- **Exercise aim**
Copy every entry word for word. Skip the pictures.

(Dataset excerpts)
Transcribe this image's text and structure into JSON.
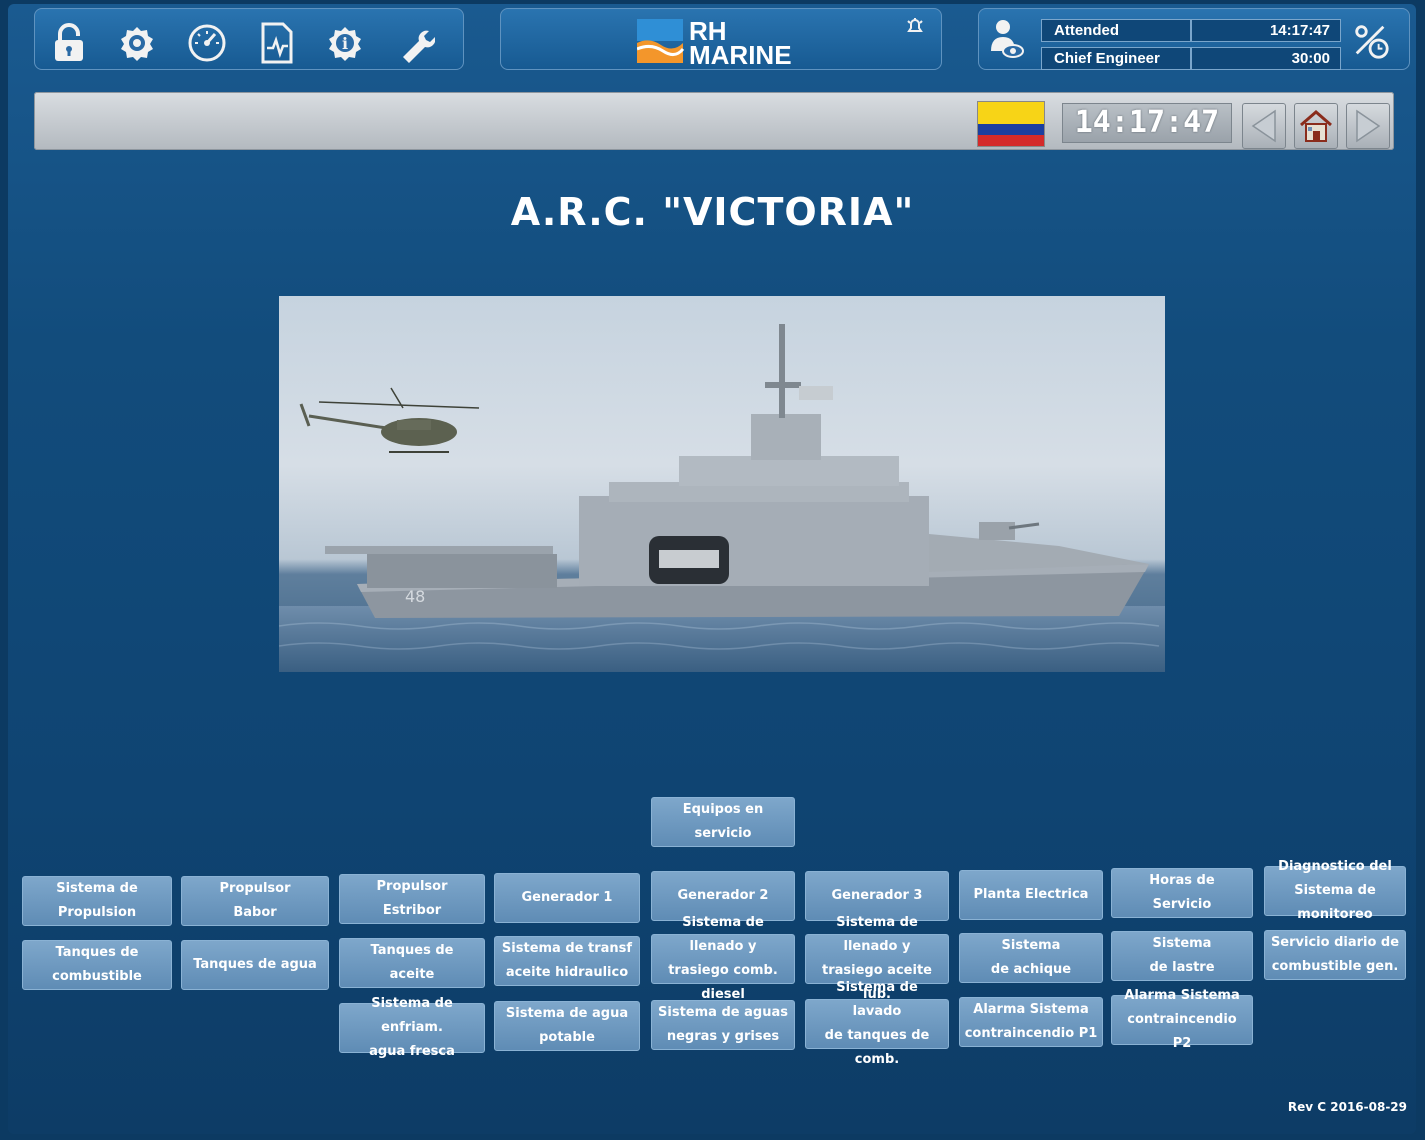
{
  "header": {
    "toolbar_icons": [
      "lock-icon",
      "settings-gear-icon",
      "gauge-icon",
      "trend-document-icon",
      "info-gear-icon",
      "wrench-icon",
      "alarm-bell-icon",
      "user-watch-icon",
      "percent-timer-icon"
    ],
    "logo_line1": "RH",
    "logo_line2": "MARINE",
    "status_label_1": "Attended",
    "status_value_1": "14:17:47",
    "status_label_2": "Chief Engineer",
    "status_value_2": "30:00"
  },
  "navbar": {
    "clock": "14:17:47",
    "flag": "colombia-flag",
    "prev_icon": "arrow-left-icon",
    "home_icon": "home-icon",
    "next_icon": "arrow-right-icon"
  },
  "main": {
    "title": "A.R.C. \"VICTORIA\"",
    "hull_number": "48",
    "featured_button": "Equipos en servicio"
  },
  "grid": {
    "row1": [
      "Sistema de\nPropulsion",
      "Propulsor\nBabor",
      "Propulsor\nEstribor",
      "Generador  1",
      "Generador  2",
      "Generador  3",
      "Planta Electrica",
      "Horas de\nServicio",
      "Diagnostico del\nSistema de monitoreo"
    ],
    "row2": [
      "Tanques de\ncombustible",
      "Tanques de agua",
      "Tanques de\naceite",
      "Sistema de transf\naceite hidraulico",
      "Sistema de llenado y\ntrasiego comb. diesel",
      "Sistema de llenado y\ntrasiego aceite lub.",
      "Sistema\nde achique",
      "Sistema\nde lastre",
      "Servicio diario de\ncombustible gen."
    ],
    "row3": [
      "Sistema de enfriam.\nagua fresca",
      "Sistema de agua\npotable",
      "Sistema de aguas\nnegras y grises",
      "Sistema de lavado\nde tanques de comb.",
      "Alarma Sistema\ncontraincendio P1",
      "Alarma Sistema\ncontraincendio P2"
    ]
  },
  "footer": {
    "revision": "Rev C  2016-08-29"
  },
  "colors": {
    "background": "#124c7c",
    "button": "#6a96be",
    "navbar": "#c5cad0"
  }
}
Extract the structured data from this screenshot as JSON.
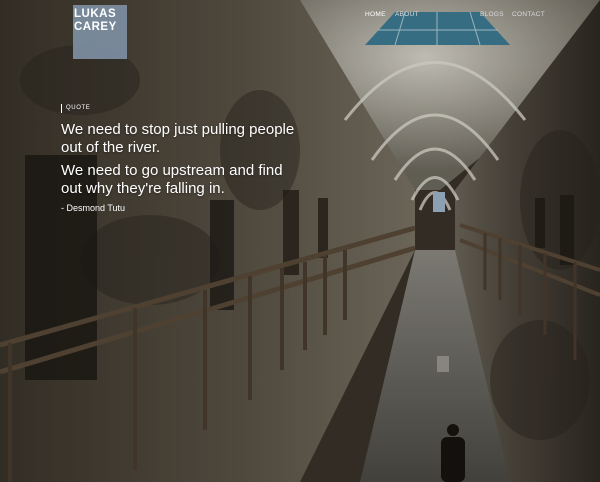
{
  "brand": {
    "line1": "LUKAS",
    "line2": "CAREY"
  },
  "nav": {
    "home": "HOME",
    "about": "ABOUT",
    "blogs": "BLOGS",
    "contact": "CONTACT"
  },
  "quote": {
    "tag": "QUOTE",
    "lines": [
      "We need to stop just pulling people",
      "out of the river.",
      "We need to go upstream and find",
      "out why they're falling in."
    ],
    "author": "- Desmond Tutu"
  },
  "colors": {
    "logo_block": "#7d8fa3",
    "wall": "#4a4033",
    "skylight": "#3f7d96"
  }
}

- **Solution**
Transcribe this image's text and structure into JSON.
{
  "header": {
    "toolbar_icons": [
      "lock-icon",
      "settings-gear-icon",
      "gauge-icon",
      "trend-document-icon",
      "info-gear-icon",
      "wrench-icon",
      "alarm-bell-icon",
      "user-watch-icon",
      "percent-timer-icon"
    ],
    "logo_line1": "RH",
    "logo_line2": "MARINE",
    "status_label_1": "Attended",
    "status_value_1": "14:17:47",
    "status_label_2": "Chief Engineer",
    "status_value_2": "30:00"
  },
  "navbar": {
    "clock": "14:17:47",
    "flag": "colombia-flag",
    "prev_icon": "arrow-left-icon",
    "home_icon": "home-icon",
    "next_icon": "arrow-right-icon"
  },
  "main": {
    "title": "A.R.C. \"VICTORIA\"",
    "hull_number": "48",
    "featured_button": "Equipos en servicio"
  },
  "grid": {
    "row1": [
      "Sistema de\nPropulsion",
      "Propulsor\nBabor",
      "Propulsor\nEstribor",
      "Generador  1",
      "Generador  2",
      "Generador  3",
      "Planta Electrica",
      "Horas de\nServicio",
      "Diagnostico del\nSistema de monitoreo"
    ],
    "row2": [
      "Tanques de\ncombustible",
      "Tanques de agua",
      "Tanques de\naceite",
      "Sistema de transf\naceite hidraulico",
      "Sistema de llenado y\ntrasiego comb. diesel",
      "Sistema de llenado y\ntrasiego aceite lub.",
      "Sistema\nde achique",
      "Sistema\nde lastre",
      "Servicio diario de\ncombustible gen."
    ],
    "row3": [
      "Sistema de enfriam.\nagua fresca",
      "Sistema de agua\npotable",
      "Sistema de aguas\nnegras y grises",
      "Sistema de lavado\nde tanques de comb.",
      "Alarma Sistema\ncontraincendio P1",
      "Alarma Sistema\ncontraincendio P2"
    ]
  },
  "footer": {
    "revision": "Rev C  2016-08-29"
  },
  "colors": {
    "background": "#124c7c",
    "button": "#6a96be",
    "navbar": "#c5cad0"
  }
}
Extract the structured data from this screenshot as JSON.
{
  "brand": {
    "line1": "LUKAS",
    "line2": "CAREY"
  },
  "nav": {
    "home": "HOME",
    "about": "ABOUT",
    "blogs": "BLOGS",
    "contact": "CONTACT"
  },
  "quote": {
    "tag": "QUOTE",
    "lines": [
      "We need to stop just pulling people",
      "out of the river.",
      "We need to go upstream and find",
      "out why they're falling in."
    ],
    "author": "- Desmond Tutu"
  },
  "colors": {
    "logo_block": "#7d8fa3",
    "wall": "#4a4033",
    "skylight": "#3f7d96"
  }
}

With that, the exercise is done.